So you have to imagine how hard is it for a Singaporean man to decide to leave Singapore for Australia without a promised job in the horizon. While it may not require the radical conditions of random people coming after your life everyday like my colleague faced, it takes nothing less than a huge beating in your beliefs in Singapore to decide want away, job or no job. So for the friend who asked me how is the job market in Australia these days, he may not yet realise that he was asking the wrong questions. The job market isn't relevant. Neither are the right time, wrong time, good time or bad time. The answer still lies in your pull/push factors profile. If it isn't balanced and attuned to perfection, a move will not materialise. That's how simple it is. One don't need to start an irrational rationalisation behind his decision to move or stay. Otherwise the statements will start to sound cuckoo, such as a yearly Singapore haze is still better than forest fires in Australia. There is little need to justify for a profile that simply does not balance and there is nothing wrong with that.


  1. Well said. The push factors for Malaysian Chinese to leave is definitely stronger. In a country where correct policies are not implemented, discriminated, corrupted, you see no future. Migrating is not an easy path. You basically start it all over again. Look in a brighter way, it is another chance for you to start afresh.

  2. Enjoy reading your blog posts, always seem to have an inspiring effect on me.
    I am also in the midst of my AU migration plan. Having got my IELTS (10 pts), Skills Assessment (15 pts). I ended up with 55 points with the remaining 5 points from NSW nomination.
    However, i failed to lodge my NSW nomination application on their 14 July 2014 as the website was totally jammed up. Hence, I will be trying my luck again on the next intake 14 Oct 2014 (I will be taking a day leave just for this purpose)...was feeling quite downhearted but reading your posts really lifted my spirits up (I don't know why also)...thanks Nix !

    1. What about spouse points?

    2. Hi VI H.

      Thanks for your reply....we had tried but she was unable to meet the IELTS (academic) requirement score of 7 across all 4 categories for our profession.

      I was banking on my working experiences to score at least another 5 points but more than half of my 6 years experience was chalked off by the assessing authorities, leaving me with no points for working experiences.

  3. Everyone has their own priorities and seek different ways to achieve their priorities in life.

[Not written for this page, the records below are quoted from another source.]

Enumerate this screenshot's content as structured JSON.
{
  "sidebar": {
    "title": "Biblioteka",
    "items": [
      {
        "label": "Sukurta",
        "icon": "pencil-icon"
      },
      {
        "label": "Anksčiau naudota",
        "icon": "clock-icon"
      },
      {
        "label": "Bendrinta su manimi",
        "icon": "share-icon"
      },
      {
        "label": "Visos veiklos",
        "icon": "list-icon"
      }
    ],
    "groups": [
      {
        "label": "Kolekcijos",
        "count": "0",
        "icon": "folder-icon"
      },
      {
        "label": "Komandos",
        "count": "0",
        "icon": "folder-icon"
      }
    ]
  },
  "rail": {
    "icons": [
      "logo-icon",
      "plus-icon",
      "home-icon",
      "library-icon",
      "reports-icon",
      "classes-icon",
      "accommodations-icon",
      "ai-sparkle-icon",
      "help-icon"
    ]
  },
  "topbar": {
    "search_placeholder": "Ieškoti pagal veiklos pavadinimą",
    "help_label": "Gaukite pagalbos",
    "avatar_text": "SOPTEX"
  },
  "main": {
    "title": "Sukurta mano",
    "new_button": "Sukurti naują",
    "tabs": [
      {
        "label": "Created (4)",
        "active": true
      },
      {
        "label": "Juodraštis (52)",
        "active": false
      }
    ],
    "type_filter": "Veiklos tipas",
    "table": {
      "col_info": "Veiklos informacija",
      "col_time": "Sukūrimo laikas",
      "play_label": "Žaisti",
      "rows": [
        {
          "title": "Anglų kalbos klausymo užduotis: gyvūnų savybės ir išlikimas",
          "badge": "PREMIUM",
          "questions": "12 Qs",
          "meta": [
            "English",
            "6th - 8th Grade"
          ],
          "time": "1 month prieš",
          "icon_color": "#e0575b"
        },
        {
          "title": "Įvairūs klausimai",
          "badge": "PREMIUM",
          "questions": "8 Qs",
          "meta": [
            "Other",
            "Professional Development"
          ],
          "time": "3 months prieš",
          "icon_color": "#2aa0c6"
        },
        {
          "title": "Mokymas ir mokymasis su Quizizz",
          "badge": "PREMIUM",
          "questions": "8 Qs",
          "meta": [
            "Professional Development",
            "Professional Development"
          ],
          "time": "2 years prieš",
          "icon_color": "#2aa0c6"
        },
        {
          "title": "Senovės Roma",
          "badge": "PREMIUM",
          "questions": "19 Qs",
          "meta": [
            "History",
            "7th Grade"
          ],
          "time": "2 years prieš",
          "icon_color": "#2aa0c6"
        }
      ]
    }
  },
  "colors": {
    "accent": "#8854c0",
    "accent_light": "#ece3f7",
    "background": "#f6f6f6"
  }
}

It is not a matter of right or wrong to stay or leave, it is just a matter of preference.